=== Begin Enclosure ===
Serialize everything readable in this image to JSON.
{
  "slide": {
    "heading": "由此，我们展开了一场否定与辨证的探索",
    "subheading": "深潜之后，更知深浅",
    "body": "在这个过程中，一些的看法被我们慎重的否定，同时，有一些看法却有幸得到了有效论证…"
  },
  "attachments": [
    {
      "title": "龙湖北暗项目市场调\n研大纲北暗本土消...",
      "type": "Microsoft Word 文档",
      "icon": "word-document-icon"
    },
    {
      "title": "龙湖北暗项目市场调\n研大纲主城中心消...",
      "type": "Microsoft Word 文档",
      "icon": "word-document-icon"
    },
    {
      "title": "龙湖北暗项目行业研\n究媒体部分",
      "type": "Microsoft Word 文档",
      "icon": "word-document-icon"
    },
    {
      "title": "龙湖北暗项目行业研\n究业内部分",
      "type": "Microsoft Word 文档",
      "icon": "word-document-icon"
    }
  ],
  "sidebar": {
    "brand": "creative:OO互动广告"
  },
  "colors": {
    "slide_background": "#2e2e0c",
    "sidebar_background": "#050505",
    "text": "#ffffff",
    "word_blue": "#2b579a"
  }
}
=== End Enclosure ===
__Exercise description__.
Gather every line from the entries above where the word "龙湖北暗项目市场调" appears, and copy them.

__Expected answer__.
      "title": "龙湖北暗项目市场调\n研大纲北暗本土消...",
      "title": "龙湖北暗项目市场调\n研大纲主城中心消...",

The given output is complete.